**Records to process**.
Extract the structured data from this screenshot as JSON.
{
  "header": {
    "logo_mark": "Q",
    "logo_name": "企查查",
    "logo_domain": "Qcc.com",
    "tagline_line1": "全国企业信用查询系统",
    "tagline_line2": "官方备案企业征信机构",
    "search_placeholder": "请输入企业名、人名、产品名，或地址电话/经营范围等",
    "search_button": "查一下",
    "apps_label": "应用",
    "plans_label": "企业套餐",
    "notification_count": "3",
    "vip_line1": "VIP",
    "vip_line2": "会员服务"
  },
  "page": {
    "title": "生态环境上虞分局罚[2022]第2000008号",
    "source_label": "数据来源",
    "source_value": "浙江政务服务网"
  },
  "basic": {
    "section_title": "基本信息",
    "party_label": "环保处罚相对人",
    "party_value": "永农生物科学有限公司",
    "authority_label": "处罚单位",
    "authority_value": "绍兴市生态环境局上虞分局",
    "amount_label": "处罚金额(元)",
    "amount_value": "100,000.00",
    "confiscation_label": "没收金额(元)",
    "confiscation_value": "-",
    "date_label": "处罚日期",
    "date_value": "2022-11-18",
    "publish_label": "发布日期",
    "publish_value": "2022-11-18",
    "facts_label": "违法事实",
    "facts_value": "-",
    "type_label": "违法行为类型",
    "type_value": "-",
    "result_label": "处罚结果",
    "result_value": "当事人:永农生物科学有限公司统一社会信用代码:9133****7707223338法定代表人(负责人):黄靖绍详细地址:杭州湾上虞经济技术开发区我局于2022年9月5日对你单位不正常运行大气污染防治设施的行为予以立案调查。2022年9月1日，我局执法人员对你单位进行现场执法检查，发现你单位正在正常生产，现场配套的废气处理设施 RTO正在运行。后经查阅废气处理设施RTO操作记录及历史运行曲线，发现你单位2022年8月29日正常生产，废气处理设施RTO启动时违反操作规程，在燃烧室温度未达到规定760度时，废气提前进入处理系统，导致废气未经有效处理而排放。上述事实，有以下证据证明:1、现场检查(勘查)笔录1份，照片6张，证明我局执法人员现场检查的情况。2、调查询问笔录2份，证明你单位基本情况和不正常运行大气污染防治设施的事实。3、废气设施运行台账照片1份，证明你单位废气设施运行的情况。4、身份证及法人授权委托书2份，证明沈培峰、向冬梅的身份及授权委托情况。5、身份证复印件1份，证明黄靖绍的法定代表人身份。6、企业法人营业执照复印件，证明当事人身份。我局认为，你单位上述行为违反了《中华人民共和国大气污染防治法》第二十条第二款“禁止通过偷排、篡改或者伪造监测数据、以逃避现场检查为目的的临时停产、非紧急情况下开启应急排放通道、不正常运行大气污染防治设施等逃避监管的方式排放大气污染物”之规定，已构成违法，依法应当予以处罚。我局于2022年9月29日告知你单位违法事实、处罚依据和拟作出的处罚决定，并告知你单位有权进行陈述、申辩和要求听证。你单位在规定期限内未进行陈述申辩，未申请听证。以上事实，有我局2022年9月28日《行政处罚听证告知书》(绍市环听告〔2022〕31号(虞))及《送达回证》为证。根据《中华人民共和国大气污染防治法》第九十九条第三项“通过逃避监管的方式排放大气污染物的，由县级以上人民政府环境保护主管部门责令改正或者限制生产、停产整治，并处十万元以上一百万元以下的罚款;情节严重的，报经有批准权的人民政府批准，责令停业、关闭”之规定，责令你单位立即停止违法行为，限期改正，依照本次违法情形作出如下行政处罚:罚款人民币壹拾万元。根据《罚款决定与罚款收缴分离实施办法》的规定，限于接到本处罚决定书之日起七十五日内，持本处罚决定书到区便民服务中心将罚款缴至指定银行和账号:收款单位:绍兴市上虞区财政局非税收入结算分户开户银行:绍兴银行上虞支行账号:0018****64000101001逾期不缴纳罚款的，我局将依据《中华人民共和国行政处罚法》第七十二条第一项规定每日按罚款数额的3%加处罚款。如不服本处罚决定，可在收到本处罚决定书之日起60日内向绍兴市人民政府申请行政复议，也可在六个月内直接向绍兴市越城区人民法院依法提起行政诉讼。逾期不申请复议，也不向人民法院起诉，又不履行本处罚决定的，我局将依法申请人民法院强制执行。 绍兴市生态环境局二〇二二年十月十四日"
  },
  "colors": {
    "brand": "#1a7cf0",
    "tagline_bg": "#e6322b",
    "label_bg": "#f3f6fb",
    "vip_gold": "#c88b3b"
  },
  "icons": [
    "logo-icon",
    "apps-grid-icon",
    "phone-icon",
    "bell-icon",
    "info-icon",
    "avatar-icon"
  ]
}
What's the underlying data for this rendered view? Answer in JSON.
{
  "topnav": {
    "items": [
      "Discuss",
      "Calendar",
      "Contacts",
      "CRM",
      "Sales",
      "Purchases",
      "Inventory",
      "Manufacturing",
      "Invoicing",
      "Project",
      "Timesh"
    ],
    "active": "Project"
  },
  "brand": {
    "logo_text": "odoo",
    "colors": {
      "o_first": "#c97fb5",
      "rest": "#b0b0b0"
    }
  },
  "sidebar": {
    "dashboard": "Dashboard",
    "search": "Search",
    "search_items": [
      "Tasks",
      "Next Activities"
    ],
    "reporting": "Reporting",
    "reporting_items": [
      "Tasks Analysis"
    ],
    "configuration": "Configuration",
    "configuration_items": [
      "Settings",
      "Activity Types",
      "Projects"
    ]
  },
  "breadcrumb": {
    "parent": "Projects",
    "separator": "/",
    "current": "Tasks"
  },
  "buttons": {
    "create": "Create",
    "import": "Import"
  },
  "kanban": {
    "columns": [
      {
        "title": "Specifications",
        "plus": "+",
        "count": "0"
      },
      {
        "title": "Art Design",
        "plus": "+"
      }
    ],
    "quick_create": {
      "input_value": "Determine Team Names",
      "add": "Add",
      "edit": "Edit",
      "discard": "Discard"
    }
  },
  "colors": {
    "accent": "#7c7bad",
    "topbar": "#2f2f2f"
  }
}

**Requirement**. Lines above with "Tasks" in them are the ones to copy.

**Solution to this task**.
      "Tasks",
      "Tasks Analysis"
    "current": "Tasks"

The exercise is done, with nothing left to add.